[Items from an interface collection]
-.-.-

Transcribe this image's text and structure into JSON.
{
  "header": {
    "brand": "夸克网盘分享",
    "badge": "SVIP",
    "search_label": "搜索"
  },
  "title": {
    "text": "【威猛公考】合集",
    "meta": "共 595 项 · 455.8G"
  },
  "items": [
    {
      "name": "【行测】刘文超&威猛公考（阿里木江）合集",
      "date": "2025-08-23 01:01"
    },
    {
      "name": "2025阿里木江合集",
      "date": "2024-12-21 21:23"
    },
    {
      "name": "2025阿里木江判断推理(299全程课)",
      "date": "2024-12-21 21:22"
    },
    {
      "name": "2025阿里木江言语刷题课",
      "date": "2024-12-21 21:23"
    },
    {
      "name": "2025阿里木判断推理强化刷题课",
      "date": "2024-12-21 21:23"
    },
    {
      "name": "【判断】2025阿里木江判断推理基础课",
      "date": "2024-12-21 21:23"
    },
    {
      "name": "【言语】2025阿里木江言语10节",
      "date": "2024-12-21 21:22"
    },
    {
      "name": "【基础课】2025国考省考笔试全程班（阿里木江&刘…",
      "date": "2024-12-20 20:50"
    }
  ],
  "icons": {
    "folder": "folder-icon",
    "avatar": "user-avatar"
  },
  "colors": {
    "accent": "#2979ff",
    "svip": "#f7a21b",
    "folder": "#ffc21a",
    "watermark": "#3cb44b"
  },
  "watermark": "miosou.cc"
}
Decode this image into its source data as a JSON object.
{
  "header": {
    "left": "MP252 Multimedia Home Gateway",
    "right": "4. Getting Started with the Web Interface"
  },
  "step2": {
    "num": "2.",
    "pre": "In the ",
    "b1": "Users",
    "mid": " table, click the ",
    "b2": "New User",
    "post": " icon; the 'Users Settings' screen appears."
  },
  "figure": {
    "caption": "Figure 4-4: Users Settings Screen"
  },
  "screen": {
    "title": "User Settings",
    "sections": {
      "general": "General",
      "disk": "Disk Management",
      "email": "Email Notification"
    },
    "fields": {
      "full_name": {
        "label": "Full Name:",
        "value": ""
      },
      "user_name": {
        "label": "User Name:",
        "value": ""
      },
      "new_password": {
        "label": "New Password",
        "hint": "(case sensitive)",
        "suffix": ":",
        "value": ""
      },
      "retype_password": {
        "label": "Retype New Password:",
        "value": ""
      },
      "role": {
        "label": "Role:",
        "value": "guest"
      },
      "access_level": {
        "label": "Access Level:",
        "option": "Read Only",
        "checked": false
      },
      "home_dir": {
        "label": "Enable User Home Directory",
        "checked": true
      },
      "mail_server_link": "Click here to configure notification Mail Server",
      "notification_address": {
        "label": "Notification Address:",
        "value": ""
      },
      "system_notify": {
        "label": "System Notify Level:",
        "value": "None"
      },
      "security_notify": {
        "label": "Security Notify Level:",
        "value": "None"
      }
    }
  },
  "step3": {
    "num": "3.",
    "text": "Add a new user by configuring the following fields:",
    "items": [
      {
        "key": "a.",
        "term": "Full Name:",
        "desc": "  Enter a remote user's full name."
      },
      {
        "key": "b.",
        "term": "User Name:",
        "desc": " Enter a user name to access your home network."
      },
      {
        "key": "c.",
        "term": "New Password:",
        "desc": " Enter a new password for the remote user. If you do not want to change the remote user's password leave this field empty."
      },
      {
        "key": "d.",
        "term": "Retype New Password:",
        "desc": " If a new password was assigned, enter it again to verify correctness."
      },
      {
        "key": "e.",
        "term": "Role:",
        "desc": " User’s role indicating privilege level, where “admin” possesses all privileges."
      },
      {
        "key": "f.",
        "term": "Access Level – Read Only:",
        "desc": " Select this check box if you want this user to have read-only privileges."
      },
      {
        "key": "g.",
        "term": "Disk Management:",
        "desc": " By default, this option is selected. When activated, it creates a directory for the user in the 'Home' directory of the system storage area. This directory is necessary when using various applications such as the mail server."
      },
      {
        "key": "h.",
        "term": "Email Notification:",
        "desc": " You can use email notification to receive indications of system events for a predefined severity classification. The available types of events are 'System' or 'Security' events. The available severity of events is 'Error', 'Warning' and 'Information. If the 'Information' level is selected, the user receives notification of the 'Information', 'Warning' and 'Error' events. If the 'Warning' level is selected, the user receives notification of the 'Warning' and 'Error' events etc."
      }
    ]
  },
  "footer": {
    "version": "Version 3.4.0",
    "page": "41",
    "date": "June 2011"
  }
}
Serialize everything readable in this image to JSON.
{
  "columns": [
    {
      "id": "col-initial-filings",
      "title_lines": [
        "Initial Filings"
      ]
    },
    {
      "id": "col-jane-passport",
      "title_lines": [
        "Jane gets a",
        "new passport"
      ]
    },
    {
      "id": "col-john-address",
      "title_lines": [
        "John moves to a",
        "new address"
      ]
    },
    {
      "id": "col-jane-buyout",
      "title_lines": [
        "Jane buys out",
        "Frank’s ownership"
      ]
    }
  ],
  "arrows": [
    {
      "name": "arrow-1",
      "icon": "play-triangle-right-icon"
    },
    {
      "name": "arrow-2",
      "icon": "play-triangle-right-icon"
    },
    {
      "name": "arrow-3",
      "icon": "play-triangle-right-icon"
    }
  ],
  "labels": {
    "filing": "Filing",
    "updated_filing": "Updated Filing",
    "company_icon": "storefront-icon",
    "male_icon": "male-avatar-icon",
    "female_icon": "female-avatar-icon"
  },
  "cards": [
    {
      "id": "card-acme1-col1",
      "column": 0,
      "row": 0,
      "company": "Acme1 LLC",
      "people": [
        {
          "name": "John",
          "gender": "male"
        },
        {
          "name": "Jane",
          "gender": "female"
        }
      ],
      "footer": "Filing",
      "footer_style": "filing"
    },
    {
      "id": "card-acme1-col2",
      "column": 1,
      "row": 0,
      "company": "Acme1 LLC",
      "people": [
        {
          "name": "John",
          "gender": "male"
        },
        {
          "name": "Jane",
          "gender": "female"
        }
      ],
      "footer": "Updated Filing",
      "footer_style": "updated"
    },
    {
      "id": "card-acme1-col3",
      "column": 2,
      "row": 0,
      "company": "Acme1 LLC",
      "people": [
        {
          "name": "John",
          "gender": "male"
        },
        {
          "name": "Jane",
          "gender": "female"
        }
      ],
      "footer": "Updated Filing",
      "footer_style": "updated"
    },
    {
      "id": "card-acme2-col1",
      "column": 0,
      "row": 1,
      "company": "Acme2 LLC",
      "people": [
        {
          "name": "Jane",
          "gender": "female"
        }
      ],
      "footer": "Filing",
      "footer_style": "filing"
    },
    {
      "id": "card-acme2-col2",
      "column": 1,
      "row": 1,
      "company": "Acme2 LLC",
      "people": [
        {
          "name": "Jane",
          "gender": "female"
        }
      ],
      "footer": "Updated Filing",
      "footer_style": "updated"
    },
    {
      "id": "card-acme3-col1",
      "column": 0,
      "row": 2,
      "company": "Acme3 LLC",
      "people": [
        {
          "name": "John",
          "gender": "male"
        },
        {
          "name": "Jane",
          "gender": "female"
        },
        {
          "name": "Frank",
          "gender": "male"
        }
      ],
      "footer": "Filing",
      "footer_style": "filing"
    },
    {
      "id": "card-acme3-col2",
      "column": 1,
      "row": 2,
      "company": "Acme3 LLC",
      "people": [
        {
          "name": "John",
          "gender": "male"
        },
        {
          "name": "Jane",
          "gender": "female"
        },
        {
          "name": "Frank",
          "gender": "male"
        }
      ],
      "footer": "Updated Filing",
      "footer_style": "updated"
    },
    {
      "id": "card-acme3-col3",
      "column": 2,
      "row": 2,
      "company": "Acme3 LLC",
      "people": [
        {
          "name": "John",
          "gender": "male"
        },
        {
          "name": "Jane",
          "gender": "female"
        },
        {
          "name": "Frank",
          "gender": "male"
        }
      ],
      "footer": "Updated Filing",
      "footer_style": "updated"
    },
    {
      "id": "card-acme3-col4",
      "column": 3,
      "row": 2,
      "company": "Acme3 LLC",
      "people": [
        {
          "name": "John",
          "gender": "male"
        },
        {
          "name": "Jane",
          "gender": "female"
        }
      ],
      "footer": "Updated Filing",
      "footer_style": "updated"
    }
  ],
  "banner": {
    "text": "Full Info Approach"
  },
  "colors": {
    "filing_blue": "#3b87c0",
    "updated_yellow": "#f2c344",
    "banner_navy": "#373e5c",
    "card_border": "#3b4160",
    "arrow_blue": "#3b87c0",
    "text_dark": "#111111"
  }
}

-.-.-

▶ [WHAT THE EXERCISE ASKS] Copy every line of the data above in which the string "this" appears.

▶ [FINAL ANSWER]
Transcribe this image's text and structure into JSON.
Decode this image into its source data as a JSON object.
        "desc": " Enter a new password for the remote user. If you do not want to change the remote user's password leave this field empty."
        "desc": " Select this check box if you want this user to have read-only privileges."
        "desc": " By default, this option is selected. When activated, it creates a directory for the user in the 'Home' directory of the system storage area. This directory is necessary when using various applications such as the mail server."
Serialize everything readable in this image to JSON.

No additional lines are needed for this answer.